Widow Jane Mine


Useful Information

Location: Century House Historical District, 668 NY-213 Rosendale, New York.
(41.8416, -74.0988)
Open: All year daily 10-16.
Mine closed during winter while frozen.
[2021]
Fee: free, donations welcome.
[2021]
Classification: ExplainLimestone Quarries and Mines
Light: bring torch
Dimension:
Guided tours: self guided
Photography: allowed
Accessibility: no
Bibliography: Dietrich Werner, Kurtis C. Burmeister (2007): An Overview of the History and Economic Geology of the Natural Cement Industry at Rosendale, Ulster County, New York, Journal of ASTM International, Vol. 4, No. 6 Paper ID JAI100672 (June 2007). researchgate
Harold Rollin Wanless (1921): Final Report on the Geology of the Rosendale Cement District, Princeton University, 1921. Google Books
Address: Widow Jane Mine, Century House Historical District, 668 NY-213, P.O. Box 150, Rosendale, New York 12472-0150, Tel: +1-845-658-9900. E-mail:
As far as we know this information was accurate when it was published (see years in brackets), but may have changed since then.
Please check rates and details directly with the companies in question if you need more recent info.

History

1825 discovery of huge deposits of dolomite limestone.
1970 mine closed.

Geology

The Rosendale region of southeastern New York State is known as the source of natural cement. Rosendales reputation stems from the unique composition of the clay-rich layers of dolostone in the Upper Silurian Rondout Formation, from which it was manufactured.

Description

Widow Jane Mine is an abandoned limestone mine, the limestone was used for cement production. The mine was closed in 1970, and since then used as a mushroom farm, trout nursery, supplier of whisky water, performance venue, and a recording studio. The mine was named after Jane LeFever (LeFevre) Snyder (26-NOV-1820 - 15-APR-1904). Her husband James Snyder died in 1852 at the age of 33 and she was 52 years a widow. She was the sister in law of Andrew J. Snyder I who ran the Synder & Sons Cement company on the estate.

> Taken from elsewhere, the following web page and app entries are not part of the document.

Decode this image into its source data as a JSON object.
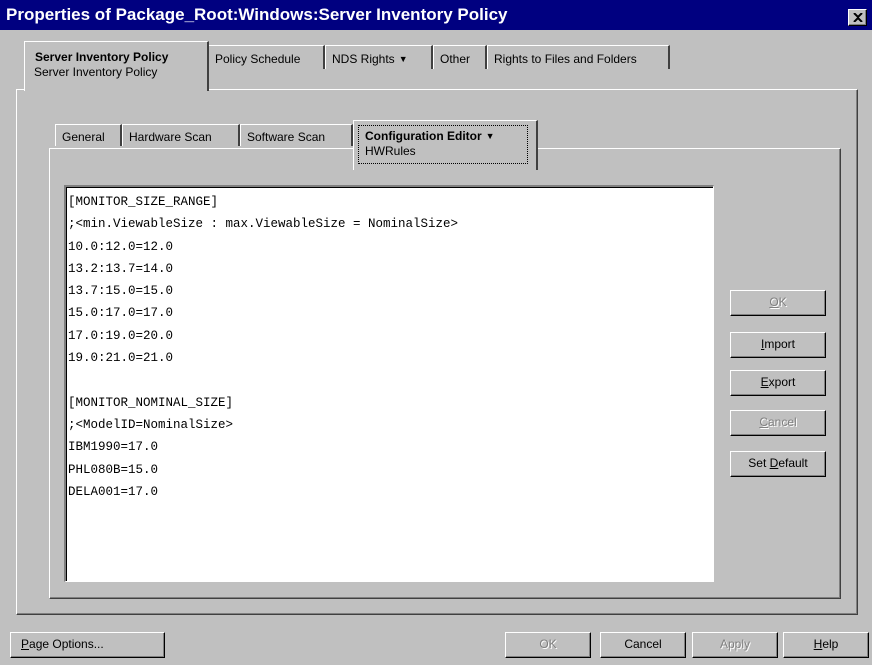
{
  "window": {
    "title": "Properties of Package_Root:Windows:Server Inventory Policy"
  },
  "top_tabs": [
    {
      "label": "Server Inventory Policy",
      "sub": "Server Inventory Policy",
      "active": true
    },
    {
      "label": "Policy Schedule"
    },
    {
      "label": "NDS Rights",
      "dropdown": true
    },
    {
      "label": "Other"
    },
    {
      "label": "Rights to Files and Folders"
    }
  ],
  "inner_tabs": [
    {
      "label": "General"
    },
    {
      "label": "Hardware Scan"
    },
    {
      "label": "Software Scan"
    },
    {
      "label": "Configuration Editor",
      "sub": "HWRules",
      "active": true,
      "dropdown": true
    }
  ],
  "editor_lines": [
    "[MONITOR_SIZE_RANGE]",
    ";<min.ViewableSize : max.ViewableSize = NominalSize>",
    "10.0:12.0=12.0",
    "13.2:13.7=14.0",
    "13.7:15.0=15.0",
    "15.0:17.0=17.0",
    "17.0:19.0=20.0",
    "19.0:21.0=21.0",
    "",
    "[MONITOR_NOMINAL_SIZE]",
    ";<ModelID=NominalSize>",
    "IBM1990=17.0",
    "PHL080B=15.0",
    "DELA001=17.0"
  ],
  "side_buttons": {
    "ok": {
      "pre": "",
      "mnemonic": "O",
      "post": "K",
      "disabled": true
    },
    "import": {
      "pre": "",
      "mnemonic": "I",
      "post": "mport",
      "disabled": false
    },
    "export": {
      "pre": "",
      "mnemonic": "E",
      "post": "xport",
      "disabled": false
    },
    "cancel": {
      "pre": "",
      "mnemonic": "C",
      "post": "ancel",
      "disabled": true
    },
    "set_default": {
      "pre": "Set ",
      "mnemonic": "D",
      "post": "efault",
      "disabled": false
    }
  },
  "bottom_buttons": {
    "page_options": {
      "pre": "",
      "mnemonic": "P",
      "post": "age Options..."
    },
    "ok": "OK",
    "cancel": "Cancel",
    "apply": "Apply",
    "help": {
      "pre": "",
      "mnemonic": "H",
      "post": "elp"
    }
  },
  "icons": {
    "dropdown": "triangle-down-icon",
    "close": "close-icon"
  }
}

Despite the locally used term "natural cement", cement is obviously not natural. It is created from limestone by burning the limestone in kilns, cracking, and grinding. In the early times this process was very labor-intensive. The dolostone was mined underground in the traditional room-and-pillar technique, by mining the dolostone in parallel passages in two directions. As a result a regular pattern of pillars remained, which support the roof of the mine. The dolostones in the Rosendale region from strongly deformed stratas, which resulted in rather strangely formed mines, some of them are real engineering marvels. The superior quality of Rosendale cement is a result of the chemical properties of the limestone, which is dolomitised, contains a certain amount of clay, but is otherwise very pure.